Reputation Management in the Age of Social Media

Protect Reputation October 15, 2018 By: Kimberly Buffington and Michael Horikawa

Social media enables associations to engage efficiently with their audience, but these platforms also make it easy to become the target of unfounded complaints or even smear campaigns that can badly damage an organization’s hard-earned reputation. If it happens to you, how you respond matters.

Managing reputation is tough when every person with a social media account is a potential critic with global reach. Organizations must contend with the concern that one negative social media post could destroy hard-earned goodwill built up through years of thoughtful industry leadership and community interactions.

The potential for critical posts to go viral and to remain online permanently, coupled with the ability of social media users to mask their identities, makes it difficult for organizations to mitigate the consequences of an online reputational attack. The good news is that targets of such an attack are not without recourse. Generally, there are four options for responding to a negative social media post:

  • do not respond
  • respond directly to the author
  • contact the social media platform
  • pursue litigation

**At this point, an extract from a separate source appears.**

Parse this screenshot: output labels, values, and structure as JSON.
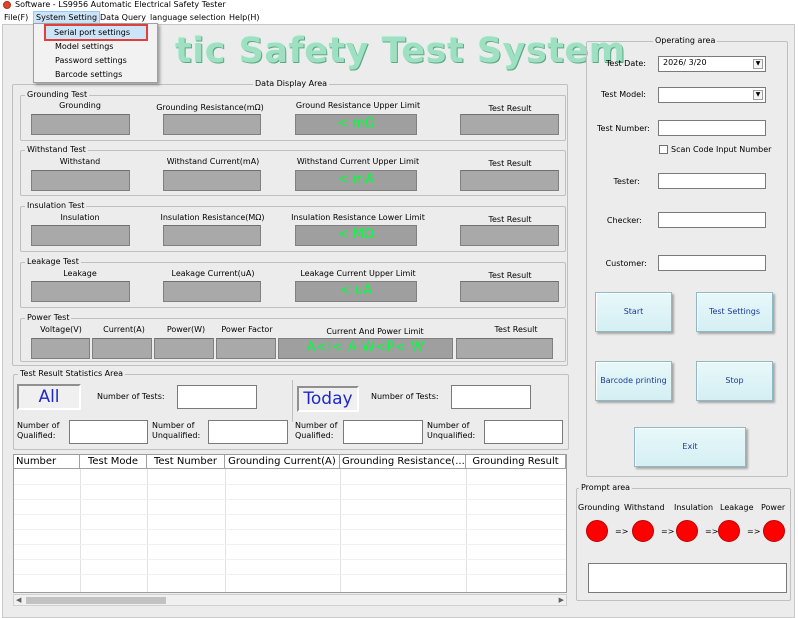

In each case, an organization must decide if, when, and how to respond after considering several factors.

Option 1: Do Not Respond

As difficult as it may be to show restraint, sometimes the best course of action is to not respond at all. Responses to a post are public or can easily be made public, and any attempt to remove or disprove a post could have the unintended consequence of drawing further attention to it. For example, if the post is an outlier—one negative post in a sea of positive ones—it may not be worthwhile to highlight it.

Consider whether responding to a post would require disclosure of confidential or protected information. For example, a doctor might not be able to effectively respond to a negative post without revealing information covered by physician-patient confidentiality rules. Likewise, an organization might have difficulty responding to an inaccurate post about its CEO’s salary without divulging information subject to confidentiality agreements or privacy and employment laws. If responding to an attack online would require you to breach confidentiality or other legal obligations, do not respond.

However, if the post violates intellectual property rights, is fraudulent, or contains material falsehoods, then you may need to respond. The specific actions you take will depend in part on what legal claims you may be able to make against the author of the post. Common ones include copyright infringement, defamation, and breach of a nondisclosure agreement. Notably, defamation claims require a false statement—mere opinion or truthful statements are not actionable.

Option 2: Respond Directly to the Author

If it is not possible or desirable to ignore the negative post, the next option is to contact the author to either address the complaint or to request that the post be taken down. Reaching out to the author to address the problem may help to remedy the situation and demonstrate your commitment to quality customer service and responsiveness. If the author of a negative post is rational and does not have a hidden agenda, this can often be the most effective way to address the criticism.

Reaching out to the author of a negative post to address the problem may help to remedy the situation and demonstrate your commitment to quality customer service and responsiveness.

Option 3: Contact the Social Media Platform

In some instances, the author may be unknown or it may be undesirable to contact the author. Or after you contact the author, he or she may refuse to do anything. In such cases, another option is to contact the social media platform directly.

Often these platforms are willing to remove a post if you assert a copyright claim (for example, the post includes a photo that you or someone else owns), fraud (for example, the post was created by a bot or is spam), harassment, or other violation of the platform’s terms of service. They are generally less likely to remove a post if it requires them to determine the truth of a statement or to take a position on a legal claim. Some social media platforms will not remove a post or identify an anonymous user without a court order.

Your staff or legal counsel should review the terms of service of any social platform you intend to use so that you understand how it handles removal requests and under what circumstances a post may be removed.

Option 4: Litigation

If all else fails, it may be necessary to consider a lawsuit. Litigation is typically the last resort due to its high cost and resource demands, and a lawsuit places a heavy burden on a plaintiff to prove there was a legal wrong. But at times, litigation is the only means of seeking redress.

In one example, a falling out between a law firm and its client resulted in the client posting a negative review on Yelp. In response, the law firm sued its former client for defamation and won at the trial court level. Yelp appealed all the way to the Supreme Court of California, which held that Yelp is immune under the Communications Decency Act and cannot be forced to remove the offending reviews. Rather, it said,  the court only has the power to force the former client to remove the posts (which it did).

Was the time and expense of the litigation worthwhile? That’s uncertain. Yelp has noted that the law firm continued to be highly rated on the site, even though the review remained up for more than four years.

These four options are not mutually exclusive and can be taken in combination as necessary. The most important thing when facing a negative post on social media is to assess both its potential impact and the effect of any response you might make. When you look at the bigger picture, it is possible to effectively and efficiently manage your organization’s social media reputation.

Kimberly Buffington

Kimberly Buffington is a partner at Pillsbury Winthrop Shaw Pittman LLP in Los Angeles.

Michael Horikawa

Michael Horikawa is an associate at Pillsbury Winthrop Shaw Pittman LLP in Los Angeles.